The Roman Era is fascinating. I might be biased, but it’s quite high on my top ten list, battling with the Victorian Era for the first place on the podium.
One consequence of my predilection is a compulsive—Pavlovian?—need to hoard Roman-themed books, such as A Historical Guide to Roman York. On display on NetGalley, it looked promising enough, and I was curious to see what York had to offer anyway.
Considering that York was always an important Roman city there are few books available that are devoted specifically to the Roman occupation, even though it lasted for over 300 years and played a significant role in the politics and military activity of Roman Britain and the Roman Empire throughout that period. The few books that there are tend to describe the Roman era and its events in date by date order with little attention paid either to why things happened as they did or to the consequences of these actions and developments. This book is different in that it gives context to what happened here in the light of developments in Roman Britain generally and in the wider Roman Empire; the author digs below the surface and gets behind the scenes to shed light on the political, social and military history of Roman York (Eboracum), explaining, for example, why Julius Caesar invaded, what indeed was really behind the Claudian invasion, why was York developed as a military fortress, why as one of Roman Britain’s capitals? Why did the emperors Hadrian and Severus visit the fortress? You will also discover how and why Constantine accepted and projected Christianity from here, York’s role in the endless coups and revolts besetting the province, the headless gladiators and wonderful mosaics discovered here and why the Romans finally left York and Roman Britain to its own defence. These intriguing historical events are brought to life by reference to the latest local archaeological and epigraphical evidence, to current research and to evolving theories relating to the city’s Roman treasures, of which can be seen in the Yorkshire Museum in York, or in situ.
Pen & Sword
Cover: Interesting, even if not of my liking.
- A Historical Guide to Roman York takes us back in time. Written by Paul Chrystal, it feels more like a history guide rather than a travel book – a detail that might puzzle readers at first, but proves enjoyable nonetheless. Fair warning, it’s not a book for beginners. If you like to delve deep into things, however, run to the nearest store and grab yourself a copy.
- The book is split into three main sections: Eboracum and the Empire, featuring the history of Britain and York; Roman York – What Remains?, which is about archeology and museums; Appendixes, with a miscellanea of historical bits.
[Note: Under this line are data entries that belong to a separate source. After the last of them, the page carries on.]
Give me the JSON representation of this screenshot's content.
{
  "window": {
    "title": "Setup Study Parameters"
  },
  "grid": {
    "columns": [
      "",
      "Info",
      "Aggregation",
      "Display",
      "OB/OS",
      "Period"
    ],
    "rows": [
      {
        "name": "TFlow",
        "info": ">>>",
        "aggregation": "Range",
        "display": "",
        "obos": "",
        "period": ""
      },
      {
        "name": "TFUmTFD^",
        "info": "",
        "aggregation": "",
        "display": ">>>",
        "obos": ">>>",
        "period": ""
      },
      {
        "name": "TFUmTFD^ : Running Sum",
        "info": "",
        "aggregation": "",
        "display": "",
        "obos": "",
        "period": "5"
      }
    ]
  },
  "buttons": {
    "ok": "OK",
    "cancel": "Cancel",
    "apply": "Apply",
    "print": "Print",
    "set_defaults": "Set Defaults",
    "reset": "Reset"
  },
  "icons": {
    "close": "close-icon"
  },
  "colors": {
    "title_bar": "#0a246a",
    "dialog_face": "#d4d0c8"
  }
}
Structure-wise, it’s a good idea.
- Chrystal has a nice writing style, and everything detailed in here is accurate to the max. It’s a feast for history buffs like me; besides, it’s clear that Chrystal cares a lot about Roman York and his passion shows.
- There are two major flaws with A Historical Guide to Roman York, and they both have to do with the pictures. One, Chrystal only chose black/white ones to embellish his book with, and two, their placement is wrong. Reading about the Romans is nice; seeing artifacts is better. What a disappointment.
3 stars on GR.